For anyone seeking to explain one of the most unpredictable political seasons in modern history, with the rise of Donald Trump and Bernie Sanders, a prime suspect is public dismay in institutions guiding the economy and government. The Fed in particular is a case study in how the conventional wisdom of the late 1990s on a wide range of economic issues, including trade, technology and central banking, has since slowly unraveled.

Once admired globally for their command of the economic system, central bankers now are blamed by the left and right for bailouts during the financial crisis and for failing to foresee and manage forces suffocating the global economy in its aftermath.

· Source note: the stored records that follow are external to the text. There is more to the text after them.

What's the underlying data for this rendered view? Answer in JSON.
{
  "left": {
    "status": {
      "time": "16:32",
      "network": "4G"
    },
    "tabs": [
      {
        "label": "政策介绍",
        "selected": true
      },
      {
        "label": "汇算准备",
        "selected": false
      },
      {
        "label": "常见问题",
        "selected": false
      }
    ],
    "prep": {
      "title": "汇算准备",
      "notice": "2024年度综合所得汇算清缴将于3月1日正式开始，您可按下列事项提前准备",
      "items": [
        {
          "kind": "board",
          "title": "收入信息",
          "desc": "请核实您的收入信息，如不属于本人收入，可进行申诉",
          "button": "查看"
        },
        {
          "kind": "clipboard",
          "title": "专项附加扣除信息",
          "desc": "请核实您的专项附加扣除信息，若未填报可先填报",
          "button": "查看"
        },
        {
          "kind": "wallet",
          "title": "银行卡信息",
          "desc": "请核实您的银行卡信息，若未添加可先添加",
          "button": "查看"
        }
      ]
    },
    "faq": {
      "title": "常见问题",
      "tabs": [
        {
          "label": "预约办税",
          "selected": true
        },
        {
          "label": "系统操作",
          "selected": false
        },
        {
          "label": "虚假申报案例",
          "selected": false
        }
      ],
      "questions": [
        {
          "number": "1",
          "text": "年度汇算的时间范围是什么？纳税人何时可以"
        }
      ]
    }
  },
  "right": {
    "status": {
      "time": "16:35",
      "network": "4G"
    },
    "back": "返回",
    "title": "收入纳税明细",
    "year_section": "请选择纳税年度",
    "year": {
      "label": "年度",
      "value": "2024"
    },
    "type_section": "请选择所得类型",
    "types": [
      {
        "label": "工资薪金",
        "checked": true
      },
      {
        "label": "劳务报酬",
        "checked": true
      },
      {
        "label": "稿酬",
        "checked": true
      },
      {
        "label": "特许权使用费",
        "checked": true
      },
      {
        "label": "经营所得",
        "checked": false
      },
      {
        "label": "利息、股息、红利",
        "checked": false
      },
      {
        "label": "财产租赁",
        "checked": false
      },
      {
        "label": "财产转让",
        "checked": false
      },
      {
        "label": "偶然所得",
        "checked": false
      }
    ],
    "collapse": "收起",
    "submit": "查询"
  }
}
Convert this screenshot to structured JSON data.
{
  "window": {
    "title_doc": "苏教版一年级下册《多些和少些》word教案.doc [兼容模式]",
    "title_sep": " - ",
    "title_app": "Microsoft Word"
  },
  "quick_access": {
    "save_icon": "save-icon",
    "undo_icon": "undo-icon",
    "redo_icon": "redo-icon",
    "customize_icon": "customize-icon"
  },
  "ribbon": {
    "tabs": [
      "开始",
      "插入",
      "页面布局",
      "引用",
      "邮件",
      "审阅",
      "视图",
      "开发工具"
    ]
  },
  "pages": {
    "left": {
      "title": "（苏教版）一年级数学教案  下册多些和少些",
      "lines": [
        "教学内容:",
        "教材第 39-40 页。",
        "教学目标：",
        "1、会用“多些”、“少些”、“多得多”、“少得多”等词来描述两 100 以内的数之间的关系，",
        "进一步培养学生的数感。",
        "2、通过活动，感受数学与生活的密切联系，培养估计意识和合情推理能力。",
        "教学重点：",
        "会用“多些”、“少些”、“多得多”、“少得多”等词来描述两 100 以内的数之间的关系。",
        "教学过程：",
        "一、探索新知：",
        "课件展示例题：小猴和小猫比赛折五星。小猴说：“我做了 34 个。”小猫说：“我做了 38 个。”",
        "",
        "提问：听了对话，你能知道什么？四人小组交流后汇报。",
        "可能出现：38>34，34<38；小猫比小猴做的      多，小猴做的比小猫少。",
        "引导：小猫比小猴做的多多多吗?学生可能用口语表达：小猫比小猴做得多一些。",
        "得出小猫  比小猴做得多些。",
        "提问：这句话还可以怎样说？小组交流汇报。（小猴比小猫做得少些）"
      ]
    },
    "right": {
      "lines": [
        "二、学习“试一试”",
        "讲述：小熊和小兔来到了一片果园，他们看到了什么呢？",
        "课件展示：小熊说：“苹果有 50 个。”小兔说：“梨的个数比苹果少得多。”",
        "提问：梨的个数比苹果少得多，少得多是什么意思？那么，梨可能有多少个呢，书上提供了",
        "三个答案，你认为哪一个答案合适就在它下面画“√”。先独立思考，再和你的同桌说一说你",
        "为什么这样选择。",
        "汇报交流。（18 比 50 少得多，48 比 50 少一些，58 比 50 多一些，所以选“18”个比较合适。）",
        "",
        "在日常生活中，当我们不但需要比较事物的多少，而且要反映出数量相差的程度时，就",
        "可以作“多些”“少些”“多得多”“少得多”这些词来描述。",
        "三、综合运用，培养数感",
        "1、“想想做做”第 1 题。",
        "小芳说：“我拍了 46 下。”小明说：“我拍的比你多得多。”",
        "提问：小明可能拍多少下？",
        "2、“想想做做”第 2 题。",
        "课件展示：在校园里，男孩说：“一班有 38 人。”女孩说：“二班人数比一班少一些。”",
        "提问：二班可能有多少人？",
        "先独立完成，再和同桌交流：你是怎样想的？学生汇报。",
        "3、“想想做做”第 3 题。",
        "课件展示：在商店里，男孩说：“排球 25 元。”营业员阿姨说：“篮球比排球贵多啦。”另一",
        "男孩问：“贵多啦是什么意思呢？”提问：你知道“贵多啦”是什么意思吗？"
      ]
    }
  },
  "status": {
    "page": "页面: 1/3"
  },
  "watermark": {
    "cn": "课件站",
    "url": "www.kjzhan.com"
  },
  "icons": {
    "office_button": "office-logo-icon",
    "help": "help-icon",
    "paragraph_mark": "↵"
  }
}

Populist protest movements called “Fed Up,” “End the Fed” and “Occupy Wall Street” lashed out at the bank’s policies, and in the case of End the Fed, its very existence. Lawmakers of both parties want to subject it to more scrutiny or curb its powers.

David Einhorn, founder of the hedge fund Greenlight Capital, cites the fable of the ant and the grasshopper, in which a famished grasshopper begs a thrifty ant for help in wintertime after failing to stockpile food during warmer weather.

“We had the grasshoppers party from 2002 to 2007 and winter came and the Fed bailed them out,” said Mr. Einhorn, referring to financial firms and individuals who lived above their means. “Now the ants are pissed.”

The Fed’s struggles will be on display from Friday to Sunday when it gathers for an annual retreat in Jackson Hole, Wyo. On issues of growth, inflation, interest rates, unemployment and how to fight a recession, basic assumptions inside the central bank’s complex computer models have been upended.

“I certainly myself couldn’t have imagined six, seven years ago that we would be employing the policies we are now,” Fed Chairwoman Janet Yellen said to a packed ballroom in New York earlier this year. She lamented the government has leaned so heavily on the Fed to stimulate the economy while tax and spending policies were stymied by disagreements between Congress and the White House.

Many Fed officials believe—and private economists agree—their responses to the crisis helped avert a second Depression, outweighing any unfairness in the bailout process. Fed leaders believe low rates helped, too. “Inflation would be lower and unemployment higher now by noticeable amounts had we not employed those policies,” Ms. Yellen said in March.

Regardless, confidence in the central bank’s leadership has dropped. An April Gallup poll found 38% of Americans had a great deal or fair amount of confidence in Ms. Yellen, while 35% had little or none. In the early 2000s, confidence in Chairman Alan Greenspan often exceeded 70%...
Keep reading.